### DESCRIPTION OF THE TASK
Show, from the entries below, every line in which "JSON" appears.

### DATASET ENTRIES
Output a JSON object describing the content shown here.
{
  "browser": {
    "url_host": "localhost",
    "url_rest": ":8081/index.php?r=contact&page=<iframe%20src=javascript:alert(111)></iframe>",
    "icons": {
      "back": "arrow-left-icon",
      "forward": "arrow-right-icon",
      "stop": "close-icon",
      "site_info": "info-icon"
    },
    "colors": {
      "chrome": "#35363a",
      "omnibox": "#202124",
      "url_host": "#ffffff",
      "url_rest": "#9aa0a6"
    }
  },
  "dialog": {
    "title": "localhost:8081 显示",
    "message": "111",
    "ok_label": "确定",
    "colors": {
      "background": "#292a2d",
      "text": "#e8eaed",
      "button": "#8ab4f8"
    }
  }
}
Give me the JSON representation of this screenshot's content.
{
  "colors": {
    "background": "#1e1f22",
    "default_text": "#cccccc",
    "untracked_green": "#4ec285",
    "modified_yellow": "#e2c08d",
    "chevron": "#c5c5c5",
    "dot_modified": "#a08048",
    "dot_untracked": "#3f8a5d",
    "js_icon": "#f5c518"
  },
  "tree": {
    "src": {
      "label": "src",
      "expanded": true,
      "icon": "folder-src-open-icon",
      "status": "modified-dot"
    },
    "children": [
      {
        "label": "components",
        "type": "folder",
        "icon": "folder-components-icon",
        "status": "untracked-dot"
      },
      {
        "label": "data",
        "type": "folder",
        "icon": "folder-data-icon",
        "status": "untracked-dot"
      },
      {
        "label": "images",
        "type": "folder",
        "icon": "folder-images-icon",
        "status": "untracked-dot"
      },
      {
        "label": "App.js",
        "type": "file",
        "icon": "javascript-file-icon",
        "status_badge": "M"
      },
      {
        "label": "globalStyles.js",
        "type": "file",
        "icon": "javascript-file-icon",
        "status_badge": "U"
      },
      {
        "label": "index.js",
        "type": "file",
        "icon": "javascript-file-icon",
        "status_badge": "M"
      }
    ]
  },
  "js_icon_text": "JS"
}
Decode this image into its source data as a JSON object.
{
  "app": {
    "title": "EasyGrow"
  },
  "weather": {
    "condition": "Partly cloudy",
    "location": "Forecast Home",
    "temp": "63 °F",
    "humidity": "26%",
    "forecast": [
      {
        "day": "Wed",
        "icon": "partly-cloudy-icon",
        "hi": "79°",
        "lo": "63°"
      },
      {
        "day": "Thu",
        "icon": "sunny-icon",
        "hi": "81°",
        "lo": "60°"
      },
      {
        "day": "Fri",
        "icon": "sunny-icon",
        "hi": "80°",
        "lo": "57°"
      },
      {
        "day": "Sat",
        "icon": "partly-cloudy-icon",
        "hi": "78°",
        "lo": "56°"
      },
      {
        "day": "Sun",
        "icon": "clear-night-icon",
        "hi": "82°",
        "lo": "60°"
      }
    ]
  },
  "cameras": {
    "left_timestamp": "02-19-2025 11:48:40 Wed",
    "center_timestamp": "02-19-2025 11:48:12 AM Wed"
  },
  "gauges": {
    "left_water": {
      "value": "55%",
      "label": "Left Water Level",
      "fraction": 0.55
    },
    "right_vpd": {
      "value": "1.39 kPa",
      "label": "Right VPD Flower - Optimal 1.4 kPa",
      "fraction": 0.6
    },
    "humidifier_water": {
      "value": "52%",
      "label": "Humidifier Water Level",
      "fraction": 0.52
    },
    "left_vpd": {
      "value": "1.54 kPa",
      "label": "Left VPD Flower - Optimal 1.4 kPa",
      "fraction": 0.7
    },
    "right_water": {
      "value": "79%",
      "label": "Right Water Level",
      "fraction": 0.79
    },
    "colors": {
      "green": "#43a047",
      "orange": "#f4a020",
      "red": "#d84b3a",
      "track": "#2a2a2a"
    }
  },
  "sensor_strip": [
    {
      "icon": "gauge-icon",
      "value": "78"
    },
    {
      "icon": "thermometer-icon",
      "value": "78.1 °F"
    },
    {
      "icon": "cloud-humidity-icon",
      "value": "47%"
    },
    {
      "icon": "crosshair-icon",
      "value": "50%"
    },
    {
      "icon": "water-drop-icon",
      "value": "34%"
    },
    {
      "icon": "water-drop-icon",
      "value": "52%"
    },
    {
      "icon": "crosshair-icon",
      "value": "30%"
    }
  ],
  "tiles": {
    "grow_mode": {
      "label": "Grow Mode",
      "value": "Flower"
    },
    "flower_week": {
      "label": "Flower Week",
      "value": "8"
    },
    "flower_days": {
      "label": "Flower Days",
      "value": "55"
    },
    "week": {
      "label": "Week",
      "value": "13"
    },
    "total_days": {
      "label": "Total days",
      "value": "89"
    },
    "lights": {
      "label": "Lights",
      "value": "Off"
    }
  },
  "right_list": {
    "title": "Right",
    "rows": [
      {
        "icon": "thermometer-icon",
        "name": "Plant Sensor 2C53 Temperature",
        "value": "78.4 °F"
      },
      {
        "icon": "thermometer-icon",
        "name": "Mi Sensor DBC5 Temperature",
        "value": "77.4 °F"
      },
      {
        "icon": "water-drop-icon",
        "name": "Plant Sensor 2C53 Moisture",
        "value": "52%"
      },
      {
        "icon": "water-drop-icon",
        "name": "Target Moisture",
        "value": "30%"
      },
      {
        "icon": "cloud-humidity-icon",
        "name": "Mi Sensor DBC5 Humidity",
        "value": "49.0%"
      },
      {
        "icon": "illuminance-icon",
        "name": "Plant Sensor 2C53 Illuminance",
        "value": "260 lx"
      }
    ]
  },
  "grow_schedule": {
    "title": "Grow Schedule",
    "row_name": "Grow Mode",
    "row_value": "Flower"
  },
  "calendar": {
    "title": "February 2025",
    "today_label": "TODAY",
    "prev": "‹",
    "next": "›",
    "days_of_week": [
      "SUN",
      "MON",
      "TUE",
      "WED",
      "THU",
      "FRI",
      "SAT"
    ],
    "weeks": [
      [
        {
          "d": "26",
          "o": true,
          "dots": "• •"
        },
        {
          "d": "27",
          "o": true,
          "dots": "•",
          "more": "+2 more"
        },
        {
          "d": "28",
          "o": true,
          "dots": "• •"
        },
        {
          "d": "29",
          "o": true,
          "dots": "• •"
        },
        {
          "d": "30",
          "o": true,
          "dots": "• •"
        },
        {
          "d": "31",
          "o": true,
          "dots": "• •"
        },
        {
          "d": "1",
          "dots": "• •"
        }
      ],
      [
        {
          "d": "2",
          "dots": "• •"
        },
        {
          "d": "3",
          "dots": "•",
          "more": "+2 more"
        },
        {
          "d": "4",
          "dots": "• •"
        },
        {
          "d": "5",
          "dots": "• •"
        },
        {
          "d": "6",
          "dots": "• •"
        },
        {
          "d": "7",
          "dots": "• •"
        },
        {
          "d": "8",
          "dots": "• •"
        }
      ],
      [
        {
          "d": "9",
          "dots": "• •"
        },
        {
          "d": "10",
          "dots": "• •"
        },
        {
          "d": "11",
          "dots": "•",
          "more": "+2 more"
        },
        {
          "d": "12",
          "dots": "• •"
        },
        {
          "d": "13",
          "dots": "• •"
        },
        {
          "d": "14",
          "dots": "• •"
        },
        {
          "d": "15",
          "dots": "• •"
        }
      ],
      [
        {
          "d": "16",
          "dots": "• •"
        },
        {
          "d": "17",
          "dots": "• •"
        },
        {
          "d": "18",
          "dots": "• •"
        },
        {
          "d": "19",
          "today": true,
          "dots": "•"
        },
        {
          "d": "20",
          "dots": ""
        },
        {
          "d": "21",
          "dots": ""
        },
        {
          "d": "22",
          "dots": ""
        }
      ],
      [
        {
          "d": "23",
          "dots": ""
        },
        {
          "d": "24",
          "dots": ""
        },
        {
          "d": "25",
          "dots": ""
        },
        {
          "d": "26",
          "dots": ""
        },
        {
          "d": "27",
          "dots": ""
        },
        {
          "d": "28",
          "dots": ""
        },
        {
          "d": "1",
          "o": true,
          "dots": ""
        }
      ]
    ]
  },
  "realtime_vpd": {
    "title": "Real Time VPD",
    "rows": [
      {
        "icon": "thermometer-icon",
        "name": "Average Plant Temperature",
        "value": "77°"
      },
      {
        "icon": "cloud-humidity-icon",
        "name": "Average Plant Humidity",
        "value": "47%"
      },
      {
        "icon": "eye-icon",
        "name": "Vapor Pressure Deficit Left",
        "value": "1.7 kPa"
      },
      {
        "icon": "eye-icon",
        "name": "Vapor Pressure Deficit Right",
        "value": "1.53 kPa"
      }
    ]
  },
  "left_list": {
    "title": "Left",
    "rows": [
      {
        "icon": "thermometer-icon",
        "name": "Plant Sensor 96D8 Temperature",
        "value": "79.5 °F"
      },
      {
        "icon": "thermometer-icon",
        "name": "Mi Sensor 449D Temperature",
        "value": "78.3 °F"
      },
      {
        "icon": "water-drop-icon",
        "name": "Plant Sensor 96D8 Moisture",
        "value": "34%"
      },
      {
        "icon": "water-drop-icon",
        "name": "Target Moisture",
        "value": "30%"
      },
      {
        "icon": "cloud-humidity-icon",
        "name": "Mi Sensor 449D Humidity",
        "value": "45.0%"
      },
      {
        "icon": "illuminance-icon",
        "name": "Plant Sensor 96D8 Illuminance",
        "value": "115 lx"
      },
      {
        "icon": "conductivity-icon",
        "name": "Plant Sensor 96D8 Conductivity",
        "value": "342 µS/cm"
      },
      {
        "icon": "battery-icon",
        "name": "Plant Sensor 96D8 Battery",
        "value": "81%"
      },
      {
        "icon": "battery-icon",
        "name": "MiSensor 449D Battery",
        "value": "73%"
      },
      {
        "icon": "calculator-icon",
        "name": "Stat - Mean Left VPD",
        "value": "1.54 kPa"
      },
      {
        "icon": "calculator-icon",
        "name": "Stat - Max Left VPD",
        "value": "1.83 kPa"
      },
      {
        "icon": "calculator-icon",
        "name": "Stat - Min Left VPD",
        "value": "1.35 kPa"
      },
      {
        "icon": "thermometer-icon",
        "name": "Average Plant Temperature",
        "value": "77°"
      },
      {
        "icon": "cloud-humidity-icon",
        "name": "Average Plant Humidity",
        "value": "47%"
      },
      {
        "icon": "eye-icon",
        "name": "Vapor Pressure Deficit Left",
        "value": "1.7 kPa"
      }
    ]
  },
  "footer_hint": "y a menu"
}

### COMPLETED TASK
Output a JSON object describing the content shown here.
Give me the JSON representation of this screenshot's content.
Decode this image into its source data as a JSON object.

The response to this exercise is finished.